Are you a feminist organisation?
Yes, GFS is a feminist organisation in that we support and advocate for women’s rights on the ground of the equality of the sexes.

Why do you only allow girls to take part in sessions?
The Equality Act recognises that some equality groups (e.g. women) are disadvantaged in some areas of life as a consequence of past or current discrimination and exclusion. The Act enables employers and providers of services to take steps to help particular groups overcome disadvantage and meet needs that are different from the needs of other groups. Focusing attention on the needs of girls does not dismiss the serious issues facing boys and men.

Why do you only recruit female volunteers and staff to work directly with girls?
Under the Equality Act, employees may provide girls and young women with personal services, promoting their welfare or education, which can be provided most effectively by a person of the same sex. This could entail counselling in areas such as sex, pregnancy, health and welfare. The young women also need positive role models to build self-esteem and help them take responsibility for their lives. Due to the nature of our work many of our posts are restricted to female applicants only.

Safety, both physical and emotional, is a key benefit of women-only services. As a result, women feel supported and comfortable. They become empowered and develop confidence, greater independence and higher self-esteem. They are less marginalised and isolated and feel more able to express themselves. Women using these services feel that their voices are heard and listened to. Through sharing their experiences to make sense of the world together, they develop a sense of solidarity.
Studies have shown that accessing single-sex space is important for girls and young women. A review by YWCA and Girlguiding UK found that girls and young women were enthusiastic about having time away from boys and benefited from having women leaders as role models. They also found that single-sex spaces encouraged girls to take more risks, express themselves and develop their self-confidence. In mixed gender settings, boys tended to dominate the space which reduced girls’ confidence. A single-sex environment also helps girls and young women to think about and challenge gender stereotypes.

Is GFS a Christian organisation?
GFS was established in 1875 with close links to the Anglican Church and, for many years, worked under the patronage of the church and established branches within church settings. Over the years, the work of the organisation has changed and broadened to keep pace with changes in society and the changing needs and outlook of girls and young women. Today, as stated in the society’s registration with the Charity Commission, the purpose of our work is ‘to advance education and any other charitable purpose for the benefit of women and girls’. The society’s Articles of Association state that GFS works with women and girls of all religious faiths and of none and, with this in mind, we currently work with church, community, college and school based groups and welcome the establishment of new groups in all settings where our work can bring enrichment to the lives of girls and young women.
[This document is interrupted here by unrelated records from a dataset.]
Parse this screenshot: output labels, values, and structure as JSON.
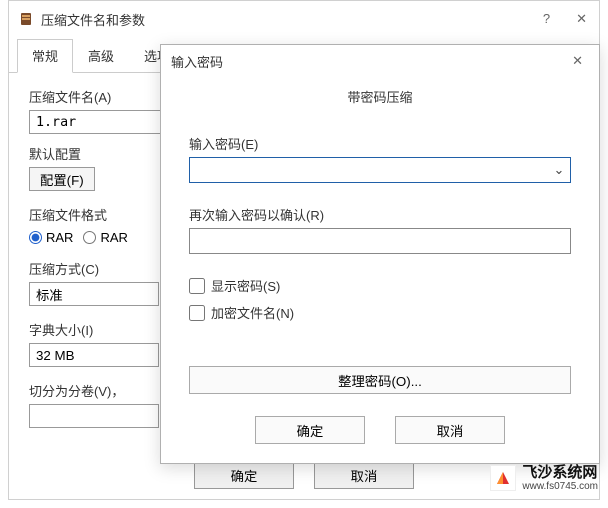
{
  "main": {
    "title": "压缩文件名和参数",
    "tabs": [
      "常规",
      "高级",
      "选项"
    ],
    "activeTab": 0,
    "archiveNameLabel": "压缩文件名(A)",
    "archiveName": "1.rar",
    "defaultProfileLabel": "默认配置",
    "configBtn": "配置(F)",
    "formatLabel": "压缩文件格式",
    "formatOptions": {
      "rar": "RAR",
      "rar4": "RAR"
    },
    "methodLabel": "压缩方式(C)",
    "methodValue": "标准",
    "dictLabel": "字典大小(I)",
    "dictValue": "32 MB",
    "splitLabel": "切分为分卷(V)，",
    "okBtn": "确定",
    "cancelBtn": "取消"
  },
  "pwd": {
    "title": "输入密码",
    "heading": "带密码压缩",
    "enterLabel": "输入密码(E)",
    "reenterLabel": "再次输入密码以确认(R)",
    "showPwd": "显示密码(S)",
    "encryptNames": "加密文件名(N)",
    "organizeBtn": "整理密码(O)...",
    "okBtn": "确定",
    "cancelBtn": "取消"
  },
  "watermark": {
    "name": "飞沙系统网",
    "url": "www.fs0745.com"
  }
}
Whilst the focus has broadened, GFS’ values are informed by its Christian heritage and the motto of GFS remains “Bear one another’s burdens”.

What makes GFS different from other female youth groups?
At GFS we provide an informal, unintimidating environment that is accessible to all girls and young women.
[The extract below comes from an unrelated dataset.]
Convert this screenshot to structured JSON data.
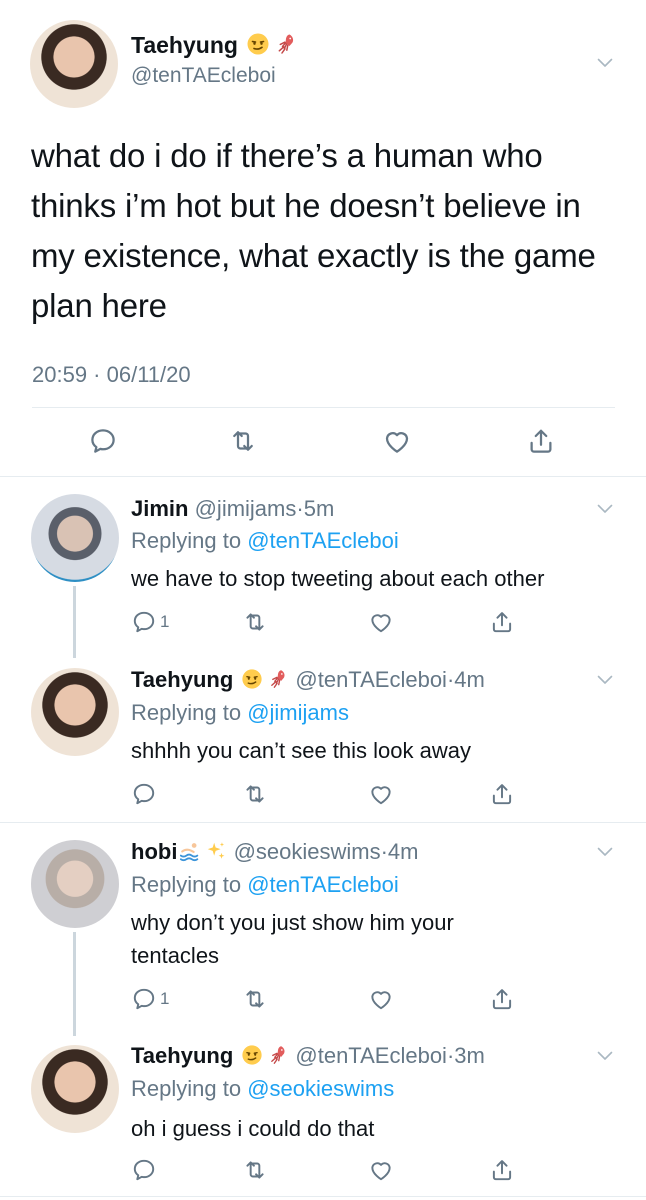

We deliver activities designed to develop self-esteem, making GFS a positive and relevant service due to our emphasis on personal development over formal achievement. The goals that GFS girls and young women achieve are personal and appropriate to them, and we discourage comparison of status and ability to others.

We offer a participatory programme, providing girls and young women the opportunity to choose for themselves the activities and issues they feel are relevant to them, and both plan and deliver elements of the programme, leading to regular informal peer mentorship and support.

As well as our universal service, we also run targeted programmes for girls and young women with specific needs including looked after children, young mums, girls and young women with anxiety and depression, and those at risk of child sexual exploitation, amongst other risk factors. Many of our groups are in areas of social or economic deprivation where provision of other services for girls and young women is limited.
We are a feminist organisation in that we support and advocate for women’s rights on the ground of the equality of the sexes. We aim to address exclusion and lack of access to opportunities due to gender inequality.

Is GFS only for girls and young women with low self-esteem or other issues?
No. If you identify as a girl or young woman then GFS is for you, whether you have low self-esteem or not. All of us need a confidence boost sometimes! Unfortunately many of the issues we face as girls and young women, such as stereotypes, discrimination and everyday sexism, are common to all of us. Having fun and joining a supportive network of peers and role models, who come from all types of backgrounds is essential to reaching your potential and thriving

Can men work or volunteer for GFS?
Yes, provided that the role does not require regular engagement with girls and young women participating in GFS sessions. These could include office-based roles, occasional roles (such as driving a minibus) and guest instructors, speakers and facilitators.

Is there a uniform?
We like to keep sessions as relaxed and informal as possible, so do not enforce an official uniform. Some girls and young women go straight to GFS after school and attend in their school uniform, However, if a girl or young woman would like to purchase a GFS t-shirt or other item of clothing, these can be organised through their group leader. They are welcome to wear these at sessions if they would prefer to.